- Be sure to keep your toes curled under.
- Place your right hand on your right hip.
- Twist your torso so it’s facing your right thigh.
- Inhale and draw everything to the midline.
- Then exhale twist.
- Continue 3-5 rounds of breath.
- Go back to your downward-facing dog position and then repeat on the other side.
- Return to your downward-facing dog position.
4. Warrior 2
- From your downward-facing dog position, inhale and step your right foot forward between your hands with toes facing forward.
- Spin your back foot so it’s parallel with the short side of your mat.
- Rise into a standing position and make sure your front knee is right over your ankle.
- Straighten your back leg
- Raise your arms to shoulder height, palms facing down.
- Look over the fingers of your front hand
- Hold for 3-5 breaths.
5. Reverse Warrior
- From your Warrior 2 position, exhale and turn your palm up.
- Inhale and reach your right arm up towards the ceiling, whilst lowering your left arm down your left leg.
- Lift your chest and hold for 3-5 breaths.
6. Extended Side Angle Prep
- From your reverse warrior position, place your left hand on your left hip.
- Inhale and lean your torso forward, placing your right forearm on your right thigh and palm upwards towards the sky.
- Exhale and lift your left arm up so your bicep is next to your ear with your palm facing towards the ground.
- Think about creating length in the side of your body.
- Hold for 3-5 breaths.
7. Return to Downward-Facing Dog
- From your Extended Side Angle Prep, circle your hands down and touch the ground either side of your front foot.
- Spin your left foot to face the front of the mat
- Step your right foot back, shoulder-distance apart from the left foot and push back into downward-facing dog.
From your Downward-Facing Dog Pose, step your left foot forward between your hands and complete Warrior 2, Reverse Warrior and Extended side angle pose with your left foot forward.
8. Lying Down Twist
- Lying down on your back, place your feet flat on the ground, knees towards the ceiling.

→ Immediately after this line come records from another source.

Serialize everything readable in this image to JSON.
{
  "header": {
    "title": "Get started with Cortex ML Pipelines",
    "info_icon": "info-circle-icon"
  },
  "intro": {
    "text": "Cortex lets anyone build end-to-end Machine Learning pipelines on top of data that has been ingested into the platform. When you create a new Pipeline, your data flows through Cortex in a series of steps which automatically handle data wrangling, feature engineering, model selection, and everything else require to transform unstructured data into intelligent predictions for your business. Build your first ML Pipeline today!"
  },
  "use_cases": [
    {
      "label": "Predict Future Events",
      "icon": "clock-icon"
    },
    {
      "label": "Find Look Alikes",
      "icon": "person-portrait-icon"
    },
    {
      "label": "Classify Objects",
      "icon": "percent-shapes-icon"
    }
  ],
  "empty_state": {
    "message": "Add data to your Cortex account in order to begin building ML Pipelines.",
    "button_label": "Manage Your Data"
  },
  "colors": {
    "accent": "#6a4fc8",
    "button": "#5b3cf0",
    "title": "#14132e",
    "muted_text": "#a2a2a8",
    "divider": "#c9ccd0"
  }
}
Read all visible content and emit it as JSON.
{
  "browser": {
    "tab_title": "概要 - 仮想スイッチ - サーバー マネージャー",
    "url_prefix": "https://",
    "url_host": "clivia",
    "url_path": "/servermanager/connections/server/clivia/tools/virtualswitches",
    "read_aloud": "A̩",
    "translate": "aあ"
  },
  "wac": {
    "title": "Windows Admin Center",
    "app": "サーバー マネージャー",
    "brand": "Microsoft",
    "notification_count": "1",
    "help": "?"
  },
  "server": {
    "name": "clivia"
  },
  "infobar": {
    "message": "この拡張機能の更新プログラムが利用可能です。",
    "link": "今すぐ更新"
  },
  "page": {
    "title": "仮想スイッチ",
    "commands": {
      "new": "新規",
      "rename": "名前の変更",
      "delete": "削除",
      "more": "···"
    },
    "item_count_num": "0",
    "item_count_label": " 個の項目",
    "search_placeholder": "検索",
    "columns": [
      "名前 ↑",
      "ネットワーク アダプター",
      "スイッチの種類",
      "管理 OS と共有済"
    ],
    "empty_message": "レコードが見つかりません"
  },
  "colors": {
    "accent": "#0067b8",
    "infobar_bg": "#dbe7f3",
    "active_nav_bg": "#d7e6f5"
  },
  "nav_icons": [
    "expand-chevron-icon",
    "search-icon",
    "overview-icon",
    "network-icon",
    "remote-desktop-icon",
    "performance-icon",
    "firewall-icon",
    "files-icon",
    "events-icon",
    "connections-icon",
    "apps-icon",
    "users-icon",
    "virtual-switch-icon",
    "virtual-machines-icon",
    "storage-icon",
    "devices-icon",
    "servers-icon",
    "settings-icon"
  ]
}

- Place your arms straight out along the ground to form a T shape.
- Keep your knees bent and together and drop your legs to your right-hand side.
- Hold 3-5 breaths.
- Twist legs slowly to other side and hold 3-5 breaths.
9. Happy Baby
- Lying on your back, bring your knees to your chest.
- Extend your arms between your legs and grab the underside of your feet with your hands.
- Flex your feet and push your feet into your hands
- Hold for 3-5 breaths.
10. Savasana (By far, my fave pose-LOL!!)
- From Happy Baby, release your feet and extend your legs straight out.
- Place arms by your side, palm upwards.
- Relax for 5 minutes and concentrate on your breathing and feeling your body at rest.
After completing my first ‘at home’ yoga session this morning, I realise how stiff and inflexible I really am. Yet, I felt quite invigorated afterwards. (That could be me just mentally ‘patting-myself-on-the-back’).
I am proud to say, no noisy butt issues either.
It took me between 15-20 mins; perfect length of time to fit into anyone’s busy day.
I intend to incorporate it into my nightly mindfulness practice before I jump into bed for the night.
*Since writing this blog, I am happy to say I have stuck to my intention of daily yoga practice. I genuinely feel like like I am becoming a little less stiff and inflexible, so that’s a plus! I will confess, the 5-minutes of mindfulness relaxation at the end is my fave part of the session!